The completed New Testament was published in 1865, translated by a several missionaries of the ABCFM. And the complete Bible, translated also by many members of the ABCFM, and corrected by Andrew Abraham, and finally edited by S. C. Pixley was published in 1883.<ref>Faith and Narrative by Keith E. Yandell, pg. 27</ref><ref>The Zulu Yesterday and To-day: Twenty-nine Years in South Africa by Gertrude Rachel Hance, pg. 45</ref>
It was revised in 1959, and published in London by the British and Foreign Bible Society.
A Modern Zulu New Testament, and as the Psalms was completed in 1986 and published in Cape Town by the Bible Society of South Africa. This was translated by Dean Nils Joëlson, and project co-ordinated by, Mr. D. T. Maseko and Mr. K. Magubane.
In 1906, Andrew VanderWagen translated the Gospel according to Mark.
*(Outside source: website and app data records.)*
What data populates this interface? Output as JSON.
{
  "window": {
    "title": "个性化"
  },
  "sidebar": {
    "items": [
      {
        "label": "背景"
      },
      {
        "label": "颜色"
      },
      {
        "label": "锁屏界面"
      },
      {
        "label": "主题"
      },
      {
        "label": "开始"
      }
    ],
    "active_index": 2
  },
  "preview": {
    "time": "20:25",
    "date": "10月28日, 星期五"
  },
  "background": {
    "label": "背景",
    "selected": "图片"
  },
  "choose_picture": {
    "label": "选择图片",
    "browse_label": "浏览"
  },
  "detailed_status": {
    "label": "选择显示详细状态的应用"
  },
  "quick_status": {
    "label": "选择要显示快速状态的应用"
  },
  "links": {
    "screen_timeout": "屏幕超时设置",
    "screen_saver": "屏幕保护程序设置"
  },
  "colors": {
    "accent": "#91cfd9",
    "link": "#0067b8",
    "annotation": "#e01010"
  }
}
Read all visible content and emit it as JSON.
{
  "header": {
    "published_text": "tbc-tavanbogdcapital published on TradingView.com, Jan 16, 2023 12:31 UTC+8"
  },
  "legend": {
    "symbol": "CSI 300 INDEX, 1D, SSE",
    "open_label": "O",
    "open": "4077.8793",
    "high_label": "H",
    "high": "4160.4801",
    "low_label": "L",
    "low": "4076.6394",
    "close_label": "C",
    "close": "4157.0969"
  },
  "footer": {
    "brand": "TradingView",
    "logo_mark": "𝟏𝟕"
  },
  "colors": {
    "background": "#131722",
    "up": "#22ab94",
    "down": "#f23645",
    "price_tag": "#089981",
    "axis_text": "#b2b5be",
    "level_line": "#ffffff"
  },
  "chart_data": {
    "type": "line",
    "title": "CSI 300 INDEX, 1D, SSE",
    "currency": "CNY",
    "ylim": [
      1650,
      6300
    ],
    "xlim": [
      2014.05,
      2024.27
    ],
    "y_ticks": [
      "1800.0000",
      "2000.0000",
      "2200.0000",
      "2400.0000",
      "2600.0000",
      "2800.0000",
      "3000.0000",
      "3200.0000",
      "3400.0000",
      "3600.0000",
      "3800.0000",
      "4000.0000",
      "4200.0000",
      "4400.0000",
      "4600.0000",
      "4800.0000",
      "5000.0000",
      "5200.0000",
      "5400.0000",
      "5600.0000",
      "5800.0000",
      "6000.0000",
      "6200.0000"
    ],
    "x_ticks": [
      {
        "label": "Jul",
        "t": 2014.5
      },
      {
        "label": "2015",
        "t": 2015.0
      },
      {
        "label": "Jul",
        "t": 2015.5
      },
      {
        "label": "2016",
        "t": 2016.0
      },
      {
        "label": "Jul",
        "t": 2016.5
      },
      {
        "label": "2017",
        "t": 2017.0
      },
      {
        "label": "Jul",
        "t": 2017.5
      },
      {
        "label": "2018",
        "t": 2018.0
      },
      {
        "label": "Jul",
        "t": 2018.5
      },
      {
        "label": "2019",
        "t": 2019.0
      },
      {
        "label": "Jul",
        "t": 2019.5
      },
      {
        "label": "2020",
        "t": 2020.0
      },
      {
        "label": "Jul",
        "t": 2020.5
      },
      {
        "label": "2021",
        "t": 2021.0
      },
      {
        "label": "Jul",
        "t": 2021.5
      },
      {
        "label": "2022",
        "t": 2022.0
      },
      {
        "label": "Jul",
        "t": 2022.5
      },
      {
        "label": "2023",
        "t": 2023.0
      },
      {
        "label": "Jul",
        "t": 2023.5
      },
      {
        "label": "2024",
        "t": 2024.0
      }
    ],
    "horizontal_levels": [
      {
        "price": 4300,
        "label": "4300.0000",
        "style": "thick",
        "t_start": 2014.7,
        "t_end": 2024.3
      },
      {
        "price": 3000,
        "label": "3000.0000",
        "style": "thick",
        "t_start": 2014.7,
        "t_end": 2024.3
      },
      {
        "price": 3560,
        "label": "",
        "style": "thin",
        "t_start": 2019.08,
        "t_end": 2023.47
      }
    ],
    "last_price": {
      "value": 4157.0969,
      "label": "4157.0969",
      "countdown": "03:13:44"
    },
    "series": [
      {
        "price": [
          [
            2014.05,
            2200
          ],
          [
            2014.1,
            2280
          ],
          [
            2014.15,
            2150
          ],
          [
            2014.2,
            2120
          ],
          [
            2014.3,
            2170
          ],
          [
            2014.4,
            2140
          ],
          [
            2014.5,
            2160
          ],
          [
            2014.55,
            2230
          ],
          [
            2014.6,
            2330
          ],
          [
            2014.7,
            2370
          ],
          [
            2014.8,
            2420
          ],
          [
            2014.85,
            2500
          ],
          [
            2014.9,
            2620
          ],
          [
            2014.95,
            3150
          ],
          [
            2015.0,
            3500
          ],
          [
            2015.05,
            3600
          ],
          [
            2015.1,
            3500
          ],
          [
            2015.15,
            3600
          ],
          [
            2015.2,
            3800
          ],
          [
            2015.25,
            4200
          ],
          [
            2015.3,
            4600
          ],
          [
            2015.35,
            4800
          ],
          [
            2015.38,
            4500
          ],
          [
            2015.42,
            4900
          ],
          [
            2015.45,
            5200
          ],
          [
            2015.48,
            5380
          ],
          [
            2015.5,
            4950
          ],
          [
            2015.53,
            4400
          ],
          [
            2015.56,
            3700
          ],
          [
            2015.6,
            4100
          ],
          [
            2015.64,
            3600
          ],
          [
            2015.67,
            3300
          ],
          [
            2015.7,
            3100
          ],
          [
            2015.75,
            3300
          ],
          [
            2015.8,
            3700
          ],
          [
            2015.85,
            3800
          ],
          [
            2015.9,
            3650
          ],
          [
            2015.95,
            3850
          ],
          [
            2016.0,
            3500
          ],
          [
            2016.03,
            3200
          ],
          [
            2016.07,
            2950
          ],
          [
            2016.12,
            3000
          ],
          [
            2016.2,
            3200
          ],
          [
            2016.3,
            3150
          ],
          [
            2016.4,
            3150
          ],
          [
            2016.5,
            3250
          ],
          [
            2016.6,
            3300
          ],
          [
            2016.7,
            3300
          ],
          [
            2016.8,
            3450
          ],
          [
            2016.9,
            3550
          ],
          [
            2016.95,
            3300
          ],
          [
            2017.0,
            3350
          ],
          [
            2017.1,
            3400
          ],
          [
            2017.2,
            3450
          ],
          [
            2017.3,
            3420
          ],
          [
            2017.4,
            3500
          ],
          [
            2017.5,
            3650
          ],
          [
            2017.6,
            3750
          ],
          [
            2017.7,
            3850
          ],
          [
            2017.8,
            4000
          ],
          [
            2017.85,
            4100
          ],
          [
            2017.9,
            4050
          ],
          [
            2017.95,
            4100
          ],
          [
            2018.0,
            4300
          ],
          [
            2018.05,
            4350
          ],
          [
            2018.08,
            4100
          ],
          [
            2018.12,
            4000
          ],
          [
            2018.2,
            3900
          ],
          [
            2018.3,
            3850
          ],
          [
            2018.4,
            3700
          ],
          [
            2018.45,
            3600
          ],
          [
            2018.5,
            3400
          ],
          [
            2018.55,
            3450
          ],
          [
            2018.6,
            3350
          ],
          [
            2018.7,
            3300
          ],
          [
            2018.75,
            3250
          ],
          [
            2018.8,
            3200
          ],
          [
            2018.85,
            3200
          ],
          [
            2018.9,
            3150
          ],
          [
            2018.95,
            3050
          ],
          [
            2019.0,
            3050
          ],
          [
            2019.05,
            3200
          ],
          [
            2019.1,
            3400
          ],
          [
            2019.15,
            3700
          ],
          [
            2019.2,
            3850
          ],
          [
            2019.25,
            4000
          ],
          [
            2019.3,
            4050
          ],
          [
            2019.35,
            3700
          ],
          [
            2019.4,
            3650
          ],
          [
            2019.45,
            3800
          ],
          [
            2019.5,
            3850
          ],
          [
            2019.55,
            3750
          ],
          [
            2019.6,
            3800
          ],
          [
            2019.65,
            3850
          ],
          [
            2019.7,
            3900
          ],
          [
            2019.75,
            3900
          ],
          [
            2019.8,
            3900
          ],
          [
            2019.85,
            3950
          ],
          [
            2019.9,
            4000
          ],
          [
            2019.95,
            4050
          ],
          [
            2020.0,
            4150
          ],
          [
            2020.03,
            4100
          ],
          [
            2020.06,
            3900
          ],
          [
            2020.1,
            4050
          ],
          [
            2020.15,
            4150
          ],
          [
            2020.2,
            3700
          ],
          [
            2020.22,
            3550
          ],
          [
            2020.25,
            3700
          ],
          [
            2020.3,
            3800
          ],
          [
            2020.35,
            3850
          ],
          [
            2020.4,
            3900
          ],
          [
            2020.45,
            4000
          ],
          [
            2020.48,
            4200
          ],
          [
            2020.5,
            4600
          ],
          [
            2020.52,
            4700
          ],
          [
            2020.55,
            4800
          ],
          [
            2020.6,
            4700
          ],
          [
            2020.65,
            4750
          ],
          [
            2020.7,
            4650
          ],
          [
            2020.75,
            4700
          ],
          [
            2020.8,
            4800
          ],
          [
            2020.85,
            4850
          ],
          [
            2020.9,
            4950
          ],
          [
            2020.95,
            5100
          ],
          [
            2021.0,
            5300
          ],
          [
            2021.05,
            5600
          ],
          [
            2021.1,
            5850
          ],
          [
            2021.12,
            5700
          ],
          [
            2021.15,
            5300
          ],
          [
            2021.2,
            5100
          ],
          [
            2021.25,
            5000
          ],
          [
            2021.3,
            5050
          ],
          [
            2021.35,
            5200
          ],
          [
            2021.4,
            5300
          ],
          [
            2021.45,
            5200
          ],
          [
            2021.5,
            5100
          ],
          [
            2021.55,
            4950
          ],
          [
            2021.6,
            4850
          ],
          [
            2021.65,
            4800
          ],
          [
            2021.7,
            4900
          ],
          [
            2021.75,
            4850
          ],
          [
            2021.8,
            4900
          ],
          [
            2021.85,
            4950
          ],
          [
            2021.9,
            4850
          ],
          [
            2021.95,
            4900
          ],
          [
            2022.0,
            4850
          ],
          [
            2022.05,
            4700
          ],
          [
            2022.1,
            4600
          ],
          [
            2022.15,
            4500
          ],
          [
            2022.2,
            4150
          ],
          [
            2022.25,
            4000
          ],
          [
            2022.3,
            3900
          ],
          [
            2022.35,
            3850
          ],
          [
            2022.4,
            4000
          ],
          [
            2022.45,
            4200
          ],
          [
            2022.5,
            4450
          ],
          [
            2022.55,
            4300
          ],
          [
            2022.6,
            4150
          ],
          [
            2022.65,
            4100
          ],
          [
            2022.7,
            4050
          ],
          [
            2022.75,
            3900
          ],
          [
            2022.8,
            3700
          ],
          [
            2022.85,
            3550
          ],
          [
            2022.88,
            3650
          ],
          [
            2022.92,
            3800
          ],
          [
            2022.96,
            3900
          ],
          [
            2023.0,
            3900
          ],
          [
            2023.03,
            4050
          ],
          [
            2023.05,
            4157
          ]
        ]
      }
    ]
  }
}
In the 1930s and 1940s, Wycliffe Bible Translators Carroll Whitener translated the Gospel according to John, as well as a few other portions of Scripture, with the help of Rev. George Yff and Rex Natewa.
After extensive study of the Zuñi language, and massive recordings of their folklore, and after creating a writing system that worked for their language, Curtis Cook translated the gospel of Mark (published in 1970) and Acts into the Zuñi language.<ref>Deseret Morning News | Arizona man helps preserve Zuni language</ref> Cook's chief language helper was Lorenzo Chavez<ref>NSM KnowledgeBase - #17201 - Recollections of Twenty Years in Zuni, New Mexico - Part XII: Zuni Language</ref>